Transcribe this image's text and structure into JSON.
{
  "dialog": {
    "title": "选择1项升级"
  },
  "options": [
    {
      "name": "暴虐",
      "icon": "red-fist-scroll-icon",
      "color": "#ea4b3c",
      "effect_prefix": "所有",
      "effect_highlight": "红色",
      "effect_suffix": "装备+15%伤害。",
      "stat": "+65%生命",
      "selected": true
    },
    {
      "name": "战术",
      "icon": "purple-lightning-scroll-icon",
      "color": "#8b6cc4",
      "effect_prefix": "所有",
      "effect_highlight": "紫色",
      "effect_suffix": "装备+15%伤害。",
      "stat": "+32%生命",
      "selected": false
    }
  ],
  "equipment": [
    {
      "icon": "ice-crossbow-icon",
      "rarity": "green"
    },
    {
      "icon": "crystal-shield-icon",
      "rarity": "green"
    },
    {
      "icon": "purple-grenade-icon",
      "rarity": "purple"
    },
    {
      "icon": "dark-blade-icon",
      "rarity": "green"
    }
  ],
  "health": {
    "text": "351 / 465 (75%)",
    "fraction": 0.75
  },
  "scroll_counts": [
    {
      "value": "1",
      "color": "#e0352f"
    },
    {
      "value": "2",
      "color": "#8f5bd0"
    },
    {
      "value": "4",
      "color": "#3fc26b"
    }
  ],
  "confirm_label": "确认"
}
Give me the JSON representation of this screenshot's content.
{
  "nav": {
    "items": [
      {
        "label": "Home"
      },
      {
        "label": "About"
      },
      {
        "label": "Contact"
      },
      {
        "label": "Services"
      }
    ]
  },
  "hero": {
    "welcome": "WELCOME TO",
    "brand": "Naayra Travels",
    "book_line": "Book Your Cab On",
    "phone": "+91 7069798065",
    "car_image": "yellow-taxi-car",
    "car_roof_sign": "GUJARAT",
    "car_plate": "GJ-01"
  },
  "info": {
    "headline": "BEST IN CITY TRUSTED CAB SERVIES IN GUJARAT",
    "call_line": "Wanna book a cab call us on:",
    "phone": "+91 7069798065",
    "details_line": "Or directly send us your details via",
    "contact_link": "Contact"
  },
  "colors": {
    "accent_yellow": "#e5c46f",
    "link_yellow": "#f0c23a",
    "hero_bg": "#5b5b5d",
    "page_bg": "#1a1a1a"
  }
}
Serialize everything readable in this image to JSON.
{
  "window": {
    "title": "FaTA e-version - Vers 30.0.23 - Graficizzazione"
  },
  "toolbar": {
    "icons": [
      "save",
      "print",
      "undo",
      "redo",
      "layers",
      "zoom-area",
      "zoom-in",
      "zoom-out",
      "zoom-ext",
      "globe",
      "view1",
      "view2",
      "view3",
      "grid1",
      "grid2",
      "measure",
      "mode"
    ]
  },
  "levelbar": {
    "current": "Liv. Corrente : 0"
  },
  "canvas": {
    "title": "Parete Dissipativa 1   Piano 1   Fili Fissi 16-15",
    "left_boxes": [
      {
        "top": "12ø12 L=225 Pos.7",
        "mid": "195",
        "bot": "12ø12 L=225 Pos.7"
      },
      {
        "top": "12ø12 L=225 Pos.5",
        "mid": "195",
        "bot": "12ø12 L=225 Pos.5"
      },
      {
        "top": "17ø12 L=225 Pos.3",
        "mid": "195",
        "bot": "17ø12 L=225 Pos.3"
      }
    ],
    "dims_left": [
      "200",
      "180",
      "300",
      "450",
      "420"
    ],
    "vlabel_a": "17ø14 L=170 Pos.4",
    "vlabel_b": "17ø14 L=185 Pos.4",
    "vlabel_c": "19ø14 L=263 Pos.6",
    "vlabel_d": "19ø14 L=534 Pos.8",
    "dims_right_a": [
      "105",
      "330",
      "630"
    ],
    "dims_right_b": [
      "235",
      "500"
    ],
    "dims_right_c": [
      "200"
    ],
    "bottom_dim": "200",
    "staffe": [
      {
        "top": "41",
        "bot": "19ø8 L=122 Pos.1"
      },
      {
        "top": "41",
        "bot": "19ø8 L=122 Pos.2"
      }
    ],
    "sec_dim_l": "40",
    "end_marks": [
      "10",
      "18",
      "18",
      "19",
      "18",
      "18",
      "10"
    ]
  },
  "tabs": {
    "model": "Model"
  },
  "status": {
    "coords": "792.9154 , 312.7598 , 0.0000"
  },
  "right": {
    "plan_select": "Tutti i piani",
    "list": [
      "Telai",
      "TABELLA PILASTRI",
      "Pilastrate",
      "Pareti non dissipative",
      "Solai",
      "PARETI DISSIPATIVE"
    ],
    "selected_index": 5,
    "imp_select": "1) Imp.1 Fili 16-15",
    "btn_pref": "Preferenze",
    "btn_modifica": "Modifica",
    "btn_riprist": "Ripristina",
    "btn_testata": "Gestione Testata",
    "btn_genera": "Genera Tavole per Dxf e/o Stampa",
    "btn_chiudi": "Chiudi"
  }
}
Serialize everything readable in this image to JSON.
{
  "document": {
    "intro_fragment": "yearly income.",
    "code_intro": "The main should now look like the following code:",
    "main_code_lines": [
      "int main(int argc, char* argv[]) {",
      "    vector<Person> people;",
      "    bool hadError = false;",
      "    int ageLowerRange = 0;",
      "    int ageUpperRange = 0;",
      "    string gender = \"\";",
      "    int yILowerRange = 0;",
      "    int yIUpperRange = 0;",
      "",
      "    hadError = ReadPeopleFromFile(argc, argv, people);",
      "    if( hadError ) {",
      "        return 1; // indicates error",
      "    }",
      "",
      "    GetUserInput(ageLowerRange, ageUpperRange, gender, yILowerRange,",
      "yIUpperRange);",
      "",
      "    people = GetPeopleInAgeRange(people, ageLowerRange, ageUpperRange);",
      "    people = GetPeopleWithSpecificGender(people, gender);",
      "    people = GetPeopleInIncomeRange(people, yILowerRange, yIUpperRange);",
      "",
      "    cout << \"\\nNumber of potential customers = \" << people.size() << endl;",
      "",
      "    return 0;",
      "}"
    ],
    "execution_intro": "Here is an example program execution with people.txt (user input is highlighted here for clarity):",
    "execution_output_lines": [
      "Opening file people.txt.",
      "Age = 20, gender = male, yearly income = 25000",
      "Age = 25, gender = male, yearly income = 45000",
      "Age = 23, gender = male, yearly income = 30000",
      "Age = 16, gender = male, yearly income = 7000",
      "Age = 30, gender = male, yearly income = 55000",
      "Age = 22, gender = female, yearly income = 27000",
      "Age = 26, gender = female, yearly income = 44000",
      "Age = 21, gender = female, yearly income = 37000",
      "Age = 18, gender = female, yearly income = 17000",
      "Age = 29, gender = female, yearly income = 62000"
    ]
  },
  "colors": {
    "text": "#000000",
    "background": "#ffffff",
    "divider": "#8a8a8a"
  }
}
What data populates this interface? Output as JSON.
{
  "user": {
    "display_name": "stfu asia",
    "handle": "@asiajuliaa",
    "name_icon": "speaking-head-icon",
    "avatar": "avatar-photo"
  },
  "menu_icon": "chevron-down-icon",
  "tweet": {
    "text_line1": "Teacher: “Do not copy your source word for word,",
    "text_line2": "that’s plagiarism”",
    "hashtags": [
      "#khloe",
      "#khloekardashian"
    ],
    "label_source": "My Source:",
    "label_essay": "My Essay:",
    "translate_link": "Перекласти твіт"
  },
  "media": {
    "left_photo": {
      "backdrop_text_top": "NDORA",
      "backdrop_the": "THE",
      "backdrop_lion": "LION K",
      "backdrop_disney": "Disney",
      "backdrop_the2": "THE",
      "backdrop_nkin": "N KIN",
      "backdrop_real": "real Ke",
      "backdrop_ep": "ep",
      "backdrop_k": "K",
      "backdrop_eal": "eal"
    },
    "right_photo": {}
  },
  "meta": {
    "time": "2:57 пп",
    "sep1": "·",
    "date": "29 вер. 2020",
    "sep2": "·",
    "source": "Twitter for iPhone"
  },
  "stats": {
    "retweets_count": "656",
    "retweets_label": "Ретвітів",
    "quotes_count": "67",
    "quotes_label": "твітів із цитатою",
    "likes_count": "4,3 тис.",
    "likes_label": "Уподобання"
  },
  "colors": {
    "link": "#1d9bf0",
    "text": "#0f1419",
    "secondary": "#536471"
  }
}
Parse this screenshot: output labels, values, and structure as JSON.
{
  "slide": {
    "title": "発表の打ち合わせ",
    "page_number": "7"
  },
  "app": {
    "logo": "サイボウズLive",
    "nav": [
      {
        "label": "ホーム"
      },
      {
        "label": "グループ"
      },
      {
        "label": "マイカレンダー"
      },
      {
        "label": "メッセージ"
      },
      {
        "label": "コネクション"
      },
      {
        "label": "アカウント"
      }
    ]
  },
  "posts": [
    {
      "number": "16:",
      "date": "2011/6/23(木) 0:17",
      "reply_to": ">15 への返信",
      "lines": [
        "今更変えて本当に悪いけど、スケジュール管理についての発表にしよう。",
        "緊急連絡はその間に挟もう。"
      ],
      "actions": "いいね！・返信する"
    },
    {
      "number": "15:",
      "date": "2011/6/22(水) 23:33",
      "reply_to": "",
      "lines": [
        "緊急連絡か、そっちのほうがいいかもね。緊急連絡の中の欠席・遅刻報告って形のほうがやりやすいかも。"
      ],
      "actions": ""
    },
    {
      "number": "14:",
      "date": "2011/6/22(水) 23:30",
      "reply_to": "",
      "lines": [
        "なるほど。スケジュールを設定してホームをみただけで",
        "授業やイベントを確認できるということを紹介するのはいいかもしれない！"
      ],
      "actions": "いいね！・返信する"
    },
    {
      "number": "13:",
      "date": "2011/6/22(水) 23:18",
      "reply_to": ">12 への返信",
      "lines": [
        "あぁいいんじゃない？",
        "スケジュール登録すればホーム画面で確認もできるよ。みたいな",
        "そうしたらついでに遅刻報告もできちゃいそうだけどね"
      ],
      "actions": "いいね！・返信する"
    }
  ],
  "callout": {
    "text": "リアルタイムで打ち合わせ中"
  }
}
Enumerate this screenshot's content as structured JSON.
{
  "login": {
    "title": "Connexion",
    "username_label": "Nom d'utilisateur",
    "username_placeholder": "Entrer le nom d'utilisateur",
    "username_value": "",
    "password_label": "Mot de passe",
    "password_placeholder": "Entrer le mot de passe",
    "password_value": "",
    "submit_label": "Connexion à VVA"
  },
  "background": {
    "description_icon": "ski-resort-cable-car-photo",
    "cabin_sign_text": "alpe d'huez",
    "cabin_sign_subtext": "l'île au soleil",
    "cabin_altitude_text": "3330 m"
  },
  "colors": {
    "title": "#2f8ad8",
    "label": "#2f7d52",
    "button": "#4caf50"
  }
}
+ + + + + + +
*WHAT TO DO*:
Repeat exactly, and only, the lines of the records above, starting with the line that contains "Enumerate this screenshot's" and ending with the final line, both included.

*RESULT OF THIS EXERCISE*:
Enumerate this screenshot's content as structured JSON.
{
  "login": {
    "title": "Connexion",
    "username_label": "Nom d'utilisateur",
    "username_placeholder": "Entrer le nom d'utilisateur",
    "username_value": "",
    "password_label": "Mot de passe",
    "password_placeholder": "Entrer le mot de passe",
    "password_value": "",
    "submit_label": "Connexion à VVA"
  },
  "background": {
    "description_icon": "ski-resort-cable-car-photo",
    "cabin_sign_text": "alpe d'huez",
    "cabin_sign_subtext": "l'île au soleil",
    "cabin_altitude_text": "3330 m"
  },
  "colors": {
    "title": "#2f8ad8",
    "label": "#2f7d52",
    "button": "#4caf50"
  }
}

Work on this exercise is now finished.